### EXERCISE AIM:
Collect the lines of the entries where "JSON" shows up.

[Dataset rows describing interfaces]
_ _ _ _ _

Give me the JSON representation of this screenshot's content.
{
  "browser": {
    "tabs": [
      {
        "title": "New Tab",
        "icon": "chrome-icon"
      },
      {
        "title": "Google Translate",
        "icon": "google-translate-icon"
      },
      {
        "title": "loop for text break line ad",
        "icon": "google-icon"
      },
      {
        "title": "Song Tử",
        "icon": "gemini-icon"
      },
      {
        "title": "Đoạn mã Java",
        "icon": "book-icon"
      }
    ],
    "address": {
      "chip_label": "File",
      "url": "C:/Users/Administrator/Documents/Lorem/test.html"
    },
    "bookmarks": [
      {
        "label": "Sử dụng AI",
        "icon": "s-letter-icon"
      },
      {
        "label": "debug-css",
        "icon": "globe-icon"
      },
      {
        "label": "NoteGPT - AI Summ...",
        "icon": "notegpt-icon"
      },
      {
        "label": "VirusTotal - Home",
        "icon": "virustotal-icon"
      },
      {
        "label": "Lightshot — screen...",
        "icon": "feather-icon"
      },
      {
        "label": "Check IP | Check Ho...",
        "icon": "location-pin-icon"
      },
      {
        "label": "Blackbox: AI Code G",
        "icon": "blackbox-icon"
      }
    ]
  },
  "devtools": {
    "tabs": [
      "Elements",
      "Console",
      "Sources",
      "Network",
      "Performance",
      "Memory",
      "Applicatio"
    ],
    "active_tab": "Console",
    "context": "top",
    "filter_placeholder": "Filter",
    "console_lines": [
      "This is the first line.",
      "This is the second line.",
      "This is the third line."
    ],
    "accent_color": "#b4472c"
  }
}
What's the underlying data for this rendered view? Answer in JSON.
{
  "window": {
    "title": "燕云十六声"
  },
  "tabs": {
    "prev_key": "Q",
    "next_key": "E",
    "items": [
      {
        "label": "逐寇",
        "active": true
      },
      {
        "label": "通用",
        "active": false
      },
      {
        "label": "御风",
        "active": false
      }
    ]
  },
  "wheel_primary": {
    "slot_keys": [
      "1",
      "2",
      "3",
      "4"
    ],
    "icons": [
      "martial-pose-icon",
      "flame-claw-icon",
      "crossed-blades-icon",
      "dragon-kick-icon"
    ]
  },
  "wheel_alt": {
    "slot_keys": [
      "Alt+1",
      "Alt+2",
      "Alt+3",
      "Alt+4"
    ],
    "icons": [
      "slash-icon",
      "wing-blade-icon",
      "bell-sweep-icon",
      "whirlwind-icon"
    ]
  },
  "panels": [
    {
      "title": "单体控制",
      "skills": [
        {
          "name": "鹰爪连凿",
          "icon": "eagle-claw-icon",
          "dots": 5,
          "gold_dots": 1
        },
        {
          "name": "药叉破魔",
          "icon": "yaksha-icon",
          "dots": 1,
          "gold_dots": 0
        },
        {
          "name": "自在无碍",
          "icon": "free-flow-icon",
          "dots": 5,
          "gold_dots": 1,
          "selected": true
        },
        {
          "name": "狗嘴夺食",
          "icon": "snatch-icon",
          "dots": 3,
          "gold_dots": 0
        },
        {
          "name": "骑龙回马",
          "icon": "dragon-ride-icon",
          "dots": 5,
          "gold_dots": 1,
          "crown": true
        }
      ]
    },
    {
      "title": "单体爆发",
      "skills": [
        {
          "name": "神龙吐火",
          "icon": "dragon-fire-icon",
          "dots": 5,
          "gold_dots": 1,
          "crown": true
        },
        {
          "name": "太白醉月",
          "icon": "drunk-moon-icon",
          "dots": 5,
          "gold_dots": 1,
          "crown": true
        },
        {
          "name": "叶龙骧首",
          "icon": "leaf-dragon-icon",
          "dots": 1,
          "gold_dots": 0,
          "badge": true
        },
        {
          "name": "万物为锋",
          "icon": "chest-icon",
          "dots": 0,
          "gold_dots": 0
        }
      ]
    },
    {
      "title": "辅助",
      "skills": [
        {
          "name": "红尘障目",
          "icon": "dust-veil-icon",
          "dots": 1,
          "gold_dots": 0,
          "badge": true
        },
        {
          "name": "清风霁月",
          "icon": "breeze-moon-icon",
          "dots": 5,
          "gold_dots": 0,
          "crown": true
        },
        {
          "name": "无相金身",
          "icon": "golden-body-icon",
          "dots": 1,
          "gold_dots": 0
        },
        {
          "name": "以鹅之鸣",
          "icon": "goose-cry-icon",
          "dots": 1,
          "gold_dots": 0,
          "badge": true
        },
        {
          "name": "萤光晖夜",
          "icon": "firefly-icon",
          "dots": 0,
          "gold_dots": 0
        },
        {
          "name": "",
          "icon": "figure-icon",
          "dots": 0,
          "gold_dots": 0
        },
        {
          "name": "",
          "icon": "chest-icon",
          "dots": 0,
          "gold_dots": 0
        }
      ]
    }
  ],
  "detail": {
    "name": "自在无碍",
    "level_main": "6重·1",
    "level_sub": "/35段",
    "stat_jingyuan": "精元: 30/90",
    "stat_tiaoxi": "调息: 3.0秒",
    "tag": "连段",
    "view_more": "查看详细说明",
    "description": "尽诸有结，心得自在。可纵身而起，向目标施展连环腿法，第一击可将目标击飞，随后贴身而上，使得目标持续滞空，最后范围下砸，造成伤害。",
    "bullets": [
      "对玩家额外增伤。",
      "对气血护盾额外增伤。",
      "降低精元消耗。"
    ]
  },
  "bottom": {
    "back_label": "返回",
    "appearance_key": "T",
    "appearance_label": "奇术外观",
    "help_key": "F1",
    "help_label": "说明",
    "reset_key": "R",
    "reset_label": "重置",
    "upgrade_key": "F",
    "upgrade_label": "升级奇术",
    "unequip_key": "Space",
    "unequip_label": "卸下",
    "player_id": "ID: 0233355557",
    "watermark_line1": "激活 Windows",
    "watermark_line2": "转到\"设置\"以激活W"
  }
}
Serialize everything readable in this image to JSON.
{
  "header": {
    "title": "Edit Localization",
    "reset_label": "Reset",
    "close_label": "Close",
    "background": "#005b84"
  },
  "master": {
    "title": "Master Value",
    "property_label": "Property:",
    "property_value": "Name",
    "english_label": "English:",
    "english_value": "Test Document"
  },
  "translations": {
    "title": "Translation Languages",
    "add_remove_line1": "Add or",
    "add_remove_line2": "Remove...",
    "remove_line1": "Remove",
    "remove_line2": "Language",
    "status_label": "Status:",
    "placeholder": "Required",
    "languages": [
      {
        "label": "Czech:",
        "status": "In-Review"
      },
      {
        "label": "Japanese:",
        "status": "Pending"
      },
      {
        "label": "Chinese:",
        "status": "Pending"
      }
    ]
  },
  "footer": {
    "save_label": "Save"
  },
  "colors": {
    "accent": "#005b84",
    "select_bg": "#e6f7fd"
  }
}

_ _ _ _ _

### SOLUTION:
Give me the JSON representation of this screenshot's content.
What's the underlying data for this rendered view? Answer in JSON.
Serialize everything readable in this image to JSON.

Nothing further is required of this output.